**Task instructions:** Return each line below holding the string "icon".

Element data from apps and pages
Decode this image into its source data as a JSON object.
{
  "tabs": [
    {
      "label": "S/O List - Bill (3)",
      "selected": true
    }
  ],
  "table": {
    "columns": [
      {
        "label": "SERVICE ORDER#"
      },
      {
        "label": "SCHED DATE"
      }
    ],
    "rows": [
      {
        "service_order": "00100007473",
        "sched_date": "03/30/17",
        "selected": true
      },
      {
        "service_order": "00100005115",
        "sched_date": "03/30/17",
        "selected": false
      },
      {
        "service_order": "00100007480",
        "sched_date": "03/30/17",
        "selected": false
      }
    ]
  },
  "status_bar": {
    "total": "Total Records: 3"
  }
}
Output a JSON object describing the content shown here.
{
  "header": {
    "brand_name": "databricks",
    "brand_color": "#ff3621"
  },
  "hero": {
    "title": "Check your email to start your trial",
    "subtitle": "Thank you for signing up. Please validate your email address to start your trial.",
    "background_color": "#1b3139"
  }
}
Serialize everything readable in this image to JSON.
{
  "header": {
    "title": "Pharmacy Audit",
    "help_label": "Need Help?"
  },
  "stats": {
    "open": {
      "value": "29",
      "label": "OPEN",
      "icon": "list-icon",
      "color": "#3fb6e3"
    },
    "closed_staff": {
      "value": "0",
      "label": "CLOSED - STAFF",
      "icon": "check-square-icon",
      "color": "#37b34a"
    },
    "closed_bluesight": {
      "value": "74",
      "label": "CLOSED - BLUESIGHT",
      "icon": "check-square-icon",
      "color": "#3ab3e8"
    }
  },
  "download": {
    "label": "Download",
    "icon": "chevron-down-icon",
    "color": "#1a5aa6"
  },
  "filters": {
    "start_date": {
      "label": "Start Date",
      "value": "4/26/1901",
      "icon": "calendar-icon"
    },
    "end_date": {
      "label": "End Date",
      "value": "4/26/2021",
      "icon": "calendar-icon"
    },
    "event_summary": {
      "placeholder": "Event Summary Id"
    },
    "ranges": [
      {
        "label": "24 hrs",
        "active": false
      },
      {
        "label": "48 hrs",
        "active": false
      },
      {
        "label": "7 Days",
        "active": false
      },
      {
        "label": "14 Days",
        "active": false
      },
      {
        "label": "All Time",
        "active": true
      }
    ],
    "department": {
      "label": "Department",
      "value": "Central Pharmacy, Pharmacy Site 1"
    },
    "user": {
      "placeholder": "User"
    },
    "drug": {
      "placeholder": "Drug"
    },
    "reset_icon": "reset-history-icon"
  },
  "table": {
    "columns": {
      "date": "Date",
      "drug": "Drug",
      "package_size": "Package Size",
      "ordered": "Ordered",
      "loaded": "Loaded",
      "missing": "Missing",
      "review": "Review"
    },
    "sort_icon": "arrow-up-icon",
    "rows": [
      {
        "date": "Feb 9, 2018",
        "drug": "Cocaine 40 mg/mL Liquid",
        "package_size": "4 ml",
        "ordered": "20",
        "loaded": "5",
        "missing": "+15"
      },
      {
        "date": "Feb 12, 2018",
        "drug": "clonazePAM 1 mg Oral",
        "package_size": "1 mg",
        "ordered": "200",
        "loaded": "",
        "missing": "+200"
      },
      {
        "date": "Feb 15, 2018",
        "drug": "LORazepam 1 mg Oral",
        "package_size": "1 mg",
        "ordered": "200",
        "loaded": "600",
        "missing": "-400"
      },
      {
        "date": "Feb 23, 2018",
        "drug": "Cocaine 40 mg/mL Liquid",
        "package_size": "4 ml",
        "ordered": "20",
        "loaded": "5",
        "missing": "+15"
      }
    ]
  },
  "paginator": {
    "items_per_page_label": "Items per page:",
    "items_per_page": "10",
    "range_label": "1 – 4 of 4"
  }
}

**Result of the exercise:**
      "icon": "list-icon",
      "icon": "check-square-icon",
      "icon": "check-square-icon",
    "icon": "chevron-down-icon",
      "icon": "calendar-icon"
      "icon": "calendar-icon"
    "reset_icon": "reset-history-icon"
    "sort_icon": "arrow-up-icon",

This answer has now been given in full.